Callum Clayton-Dixon claims Customs staff “tried to intimidate” him.
"I'm an Aboriginal man returning to my country with an Aboriginal passport" - Callum Clayton-Dixon
Twenty-year-old Callum Clayton-Dixon claims he was harassed and intimidated by Customs officers at Brisbane International Airport on Friday after presenting an Aboriginal passport to officials.
"They sent the biggest guy who aggressively asked me repeatedly to show my Australian Passport over half an hour," said Mr Clayton-Dixon, who was returning from New Zealand and refused to show his Australian passport at customs.
It's not the first time Mr Clayton-Dixon has used his Aboriginal passport to re-enter the country, but this time the reaction was more heavy handed, "It definitely felt like they were trying to intimidate me, they sent an excessive amount of officers."

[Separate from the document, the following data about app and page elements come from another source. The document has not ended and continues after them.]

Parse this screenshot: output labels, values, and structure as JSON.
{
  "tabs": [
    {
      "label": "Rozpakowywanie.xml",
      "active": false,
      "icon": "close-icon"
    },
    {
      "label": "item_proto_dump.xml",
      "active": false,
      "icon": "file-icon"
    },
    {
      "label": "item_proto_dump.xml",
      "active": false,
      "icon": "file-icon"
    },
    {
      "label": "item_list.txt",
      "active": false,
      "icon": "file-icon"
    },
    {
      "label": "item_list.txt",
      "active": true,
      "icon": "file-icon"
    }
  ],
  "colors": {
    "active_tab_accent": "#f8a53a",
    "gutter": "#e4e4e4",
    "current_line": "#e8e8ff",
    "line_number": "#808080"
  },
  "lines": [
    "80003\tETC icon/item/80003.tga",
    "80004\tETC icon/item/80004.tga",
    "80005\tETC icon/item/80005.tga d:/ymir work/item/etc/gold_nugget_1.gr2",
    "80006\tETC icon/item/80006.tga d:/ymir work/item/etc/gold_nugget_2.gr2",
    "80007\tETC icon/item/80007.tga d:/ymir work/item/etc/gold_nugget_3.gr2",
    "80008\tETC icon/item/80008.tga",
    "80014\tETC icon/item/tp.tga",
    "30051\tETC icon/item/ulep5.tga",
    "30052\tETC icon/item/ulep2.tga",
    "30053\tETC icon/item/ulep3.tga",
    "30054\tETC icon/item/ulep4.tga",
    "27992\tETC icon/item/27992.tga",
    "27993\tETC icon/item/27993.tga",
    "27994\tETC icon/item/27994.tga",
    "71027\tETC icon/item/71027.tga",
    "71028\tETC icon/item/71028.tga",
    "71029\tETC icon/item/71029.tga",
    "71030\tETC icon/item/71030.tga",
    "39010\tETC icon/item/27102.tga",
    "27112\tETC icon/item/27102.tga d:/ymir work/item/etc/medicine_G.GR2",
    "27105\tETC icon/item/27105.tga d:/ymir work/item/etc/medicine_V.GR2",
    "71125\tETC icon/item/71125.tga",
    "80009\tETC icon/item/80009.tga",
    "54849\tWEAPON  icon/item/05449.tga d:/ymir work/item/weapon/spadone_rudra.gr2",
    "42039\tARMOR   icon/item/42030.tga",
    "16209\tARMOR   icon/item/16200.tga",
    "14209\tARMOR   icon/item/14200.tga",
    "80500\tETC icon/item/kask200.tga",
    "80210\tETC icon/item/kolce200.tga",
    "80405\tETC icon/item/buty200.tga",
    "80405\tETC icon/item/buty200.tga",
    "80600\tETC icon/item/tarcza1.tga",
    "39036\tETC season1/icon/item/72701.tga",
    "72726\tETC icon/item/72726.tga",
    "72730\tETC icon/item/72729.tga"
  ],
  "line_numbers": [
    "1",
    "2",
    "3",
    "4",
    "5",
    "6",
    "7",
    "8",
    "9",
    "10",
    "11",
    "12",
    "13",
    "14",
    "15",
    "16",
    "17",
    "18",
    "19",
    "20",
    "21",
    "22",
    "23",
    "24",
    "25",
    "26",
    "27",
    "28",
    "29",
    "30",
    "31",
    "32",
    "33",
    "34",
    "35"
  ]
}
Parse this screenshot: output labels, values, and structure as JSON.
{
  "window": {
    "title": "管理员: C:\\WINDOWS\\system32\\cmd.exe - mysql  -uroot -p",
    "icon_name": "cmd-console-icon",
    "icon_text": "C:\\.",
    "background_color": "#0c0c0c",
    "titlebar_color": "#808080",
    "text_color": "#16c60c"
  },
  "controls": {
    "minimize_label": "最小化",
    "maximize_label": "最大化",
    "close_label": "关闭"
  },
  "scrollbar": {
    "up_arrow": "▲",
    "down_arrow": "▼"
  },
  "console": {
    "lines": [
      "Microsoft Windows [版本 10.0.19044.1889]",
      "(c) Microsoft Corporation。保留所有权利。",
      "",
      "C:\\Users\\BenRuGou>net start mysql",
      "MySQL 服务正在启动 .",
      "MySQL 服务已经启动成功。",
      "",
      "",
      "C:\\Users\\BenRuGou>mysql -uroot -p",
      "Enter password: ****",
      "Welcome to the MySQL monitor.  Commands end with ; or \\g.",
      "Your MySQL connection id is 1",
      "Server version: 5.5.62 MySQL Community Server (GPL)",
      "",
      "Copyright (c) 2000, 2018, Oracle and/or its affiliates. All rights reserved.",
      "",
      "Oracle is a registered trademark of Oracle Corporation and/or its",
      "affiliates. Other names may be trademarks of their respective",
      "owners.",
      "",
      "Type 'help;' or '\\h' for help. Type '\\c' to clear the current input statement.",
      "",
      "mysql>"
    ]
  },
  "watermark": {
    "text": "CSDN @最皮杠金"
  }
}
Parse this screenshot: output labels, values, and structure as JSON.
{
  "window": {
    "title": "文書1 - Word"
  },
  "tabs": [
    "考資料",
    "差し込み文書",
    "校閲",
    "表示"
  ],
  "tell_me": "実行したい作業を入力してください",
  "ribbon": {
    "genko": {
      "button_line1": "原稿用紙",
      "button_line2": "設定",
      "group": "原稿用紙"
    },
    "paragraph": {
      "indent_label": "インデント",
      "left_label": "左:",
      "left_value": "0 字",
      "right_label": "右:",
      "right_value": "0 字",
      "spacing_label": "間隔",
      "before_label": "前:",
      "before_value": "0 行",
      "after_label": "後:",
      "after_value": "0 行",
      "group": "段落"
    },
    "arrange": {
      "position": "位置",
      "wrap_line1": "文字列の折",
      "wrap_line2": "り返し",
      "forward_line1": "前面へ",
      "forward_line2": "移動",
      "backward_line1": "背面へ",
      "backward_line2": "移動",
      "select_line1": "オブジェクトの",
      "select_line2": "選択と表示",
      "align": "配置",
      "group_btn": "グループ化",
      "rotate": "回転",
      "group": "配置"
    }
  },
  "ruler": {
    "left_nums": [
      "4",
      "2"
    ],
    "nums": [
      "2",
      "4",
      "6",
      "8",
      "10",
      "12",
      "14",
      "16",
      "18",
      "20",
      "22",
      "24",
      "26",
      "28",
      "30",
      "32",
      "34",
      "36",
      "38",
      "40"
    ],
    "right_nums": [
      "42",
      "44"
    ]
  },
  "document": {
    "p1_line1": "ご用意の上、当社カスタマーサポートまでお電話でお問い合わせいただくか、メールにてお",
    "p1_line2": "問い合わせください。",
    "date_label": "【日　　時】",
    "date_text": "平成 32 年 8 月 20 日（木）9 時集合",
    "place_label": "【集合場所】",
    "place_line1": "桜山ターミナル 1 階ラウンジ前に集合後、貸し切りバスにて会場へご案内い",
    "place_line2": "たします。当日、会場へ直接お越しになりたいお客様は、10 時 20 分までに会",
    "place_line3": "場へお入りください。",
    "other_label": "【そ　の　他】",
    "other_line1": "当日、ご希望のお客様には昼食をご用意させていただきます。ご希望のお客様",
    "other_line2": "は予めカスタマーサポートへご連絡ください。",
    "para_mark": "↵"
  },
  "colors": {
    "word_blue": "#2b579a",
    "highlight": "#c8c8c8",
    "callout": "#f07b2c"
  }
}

Customs "does not consider an Aboriginal passport to be a valid travel document."
In a statement to BuzzFeed News, Customs and Border Protection said, "The Australian government does not consider an Aboriginal passport to be a valid travel document," and that, " In certain circumstances where a traveller presents at the border and is seeking to enter Australia without a bona-fide travel document, authorities will take action as appropriate to determine the identity of the traveller."
Simon Mossman / AAP
The passports are issued by the Aboriginal Provisional Government (APG). It was launched in 1990 to campaign for Aboriginal sovereignty. Mr Clayton-Dixon is currently the chairperson.
The APG have issued 230 passports since the early nineties. The passports are not officially recognised by the Australian Government, however some countries have accepted the Aboriginal Passport upon arrival, including Libya in 1988 and Switzerland and Norway in 1990.